--- Work required ---
Where in the data does the word "legend" appear? Find those lines and copy them.

Data extracted from a collection:
►
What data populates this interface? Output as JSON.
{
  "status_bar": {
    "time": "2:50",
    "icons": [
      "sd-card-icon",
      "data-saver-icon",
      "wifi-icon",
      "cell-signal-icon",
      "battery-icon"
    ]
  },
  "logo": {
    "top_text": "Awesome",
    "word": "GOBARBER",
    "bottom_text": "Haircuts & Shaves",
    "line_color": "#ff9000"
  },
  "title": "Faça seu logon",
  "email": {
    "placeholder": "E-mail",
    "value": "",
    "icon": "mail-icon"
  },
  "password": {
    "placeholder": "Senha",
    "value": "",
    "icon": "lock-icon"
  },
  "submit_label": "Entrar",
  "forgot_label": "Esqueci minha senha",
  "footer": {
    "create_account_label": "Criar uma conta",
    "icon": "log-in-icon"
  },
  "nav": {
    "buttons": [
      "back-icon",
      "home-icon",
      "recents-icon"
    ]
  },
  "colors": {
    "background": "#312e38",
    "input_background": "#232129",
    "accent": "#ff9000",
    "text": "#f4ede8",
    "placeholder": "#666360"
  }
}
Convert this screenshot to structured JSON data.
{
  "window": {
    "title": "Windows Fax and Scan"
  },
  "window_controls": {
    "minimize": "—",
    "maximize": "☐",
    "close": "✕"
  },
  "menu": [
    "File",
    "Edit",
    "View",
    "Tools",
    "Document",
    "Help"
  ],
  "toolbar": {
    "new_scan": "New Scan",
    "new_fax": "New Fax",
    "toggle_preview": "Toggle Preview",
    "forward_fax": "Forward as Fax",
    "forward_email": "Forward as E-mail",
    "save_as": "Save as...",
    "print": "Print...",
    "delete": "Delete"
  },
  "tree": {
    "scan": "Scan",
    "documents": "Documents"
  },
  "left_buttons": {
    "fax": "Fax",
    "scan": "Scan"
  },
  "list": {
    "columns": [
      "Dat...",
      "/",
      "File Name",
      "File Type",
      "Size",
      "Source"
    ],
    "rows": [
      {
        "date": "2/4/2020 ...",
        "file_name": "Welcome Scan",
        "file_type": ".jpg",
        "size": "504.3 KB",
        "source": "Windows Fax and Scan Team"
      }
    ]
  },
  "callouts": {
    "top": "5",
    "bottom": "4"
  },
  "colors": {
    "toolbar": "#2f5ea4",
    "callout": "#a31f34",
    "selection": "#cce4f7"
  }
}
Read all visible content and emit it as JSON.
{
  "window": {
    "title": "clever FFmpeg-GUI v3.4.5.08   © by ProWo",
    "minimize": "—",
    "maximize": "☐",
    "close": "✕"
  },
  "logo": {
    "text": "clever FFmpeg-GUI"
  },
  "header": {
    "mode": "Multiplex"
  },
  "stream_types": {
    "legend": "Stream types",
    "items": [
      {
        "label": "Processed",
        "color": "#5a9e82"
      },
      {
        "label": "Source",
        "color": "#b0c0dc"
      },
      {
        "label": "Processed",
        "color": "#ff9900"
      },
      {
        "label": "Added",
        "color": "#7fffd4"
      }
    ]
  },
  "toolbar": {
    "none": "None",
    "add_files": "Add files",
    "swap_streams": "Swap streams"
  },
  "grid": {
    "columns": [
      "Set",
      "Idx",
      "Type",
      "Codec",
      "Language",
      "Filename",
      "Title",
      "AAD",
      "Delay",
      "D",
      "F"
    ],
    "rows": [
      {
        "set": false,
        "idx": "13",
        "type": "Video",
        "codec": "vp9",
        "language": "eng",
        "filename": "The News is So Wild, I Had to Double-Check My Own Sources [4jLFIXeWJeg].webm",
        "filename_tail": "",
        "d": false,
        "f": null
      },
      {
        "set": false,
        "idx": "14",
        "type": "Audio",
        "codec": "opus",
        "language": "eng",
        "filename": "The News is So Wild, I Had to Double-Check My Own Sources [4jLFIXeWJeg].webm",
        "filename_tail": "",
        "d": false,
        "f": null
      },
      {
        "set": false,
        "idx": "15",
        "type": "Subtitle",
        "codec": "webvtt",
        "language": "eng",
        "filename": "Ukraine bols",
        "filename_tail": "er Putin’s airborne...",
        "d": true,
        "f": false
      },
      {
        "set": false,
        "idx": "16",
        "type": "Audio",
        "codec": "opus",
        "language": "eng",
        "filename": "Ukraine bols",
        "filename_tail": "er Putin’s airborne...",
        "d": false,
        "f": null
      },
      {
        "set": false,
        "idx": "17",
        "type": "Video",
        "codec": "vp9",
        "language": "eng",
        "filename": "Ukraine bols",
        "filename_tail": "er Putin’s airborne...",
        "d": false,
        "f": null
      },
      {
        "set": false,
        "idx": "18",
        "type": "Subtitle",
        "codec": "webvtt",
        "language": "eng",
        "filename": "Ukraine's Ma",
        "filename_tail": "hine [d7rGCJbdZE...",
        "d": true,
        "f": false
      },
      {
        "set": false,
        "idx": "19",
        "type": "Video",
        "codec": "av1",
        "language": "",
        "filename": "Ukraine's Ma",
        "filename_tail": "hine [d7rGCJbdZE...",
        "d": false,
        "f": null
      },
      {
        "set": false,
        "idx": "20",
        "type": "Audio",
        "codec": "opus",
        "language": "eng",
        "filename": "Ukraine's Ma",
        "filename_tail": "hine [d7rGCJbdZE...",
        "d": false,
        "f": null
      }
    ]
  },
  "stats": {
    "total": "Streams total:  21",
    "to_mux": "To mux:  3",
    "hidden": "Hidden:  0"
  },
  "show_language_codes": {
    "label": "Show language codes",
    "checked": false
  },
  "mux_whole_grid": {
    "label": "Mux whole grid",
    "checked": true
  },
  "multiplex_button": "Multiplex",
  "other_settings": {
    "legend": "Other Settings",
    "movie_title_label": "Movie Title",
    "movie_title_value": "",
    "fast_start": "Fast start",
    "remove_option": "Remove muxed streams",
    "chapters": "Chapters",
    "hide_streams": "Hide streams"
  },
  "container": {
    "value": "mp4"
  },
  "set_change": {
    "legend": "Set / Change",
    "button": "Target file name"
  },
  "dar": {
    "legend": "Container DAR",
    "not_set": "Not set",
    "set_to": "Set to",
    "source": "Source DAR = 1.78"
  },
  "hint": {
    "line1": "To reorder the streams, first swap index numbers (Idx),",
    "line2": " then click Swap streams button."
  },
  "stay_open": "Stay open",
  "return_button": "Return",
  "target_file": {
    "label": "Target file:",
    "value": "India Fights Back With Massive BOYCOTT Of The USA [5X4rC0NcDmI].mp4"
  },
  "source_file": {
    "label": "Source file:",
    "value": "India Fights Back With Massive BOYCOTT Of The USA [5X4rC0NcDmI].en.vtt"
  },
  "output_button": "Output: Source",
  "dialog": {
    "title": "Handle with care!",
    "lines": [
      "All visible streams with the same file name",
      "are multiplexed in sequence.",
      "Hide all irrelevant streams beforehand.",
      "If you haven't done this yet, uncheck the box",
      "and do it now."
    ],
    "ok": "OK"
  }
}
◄
--- Answer for the task ---
    "legend": "Stream types",
    "legend": "Other Settings",
    "legend": "Set / Change",
    "legend": "Container DAR",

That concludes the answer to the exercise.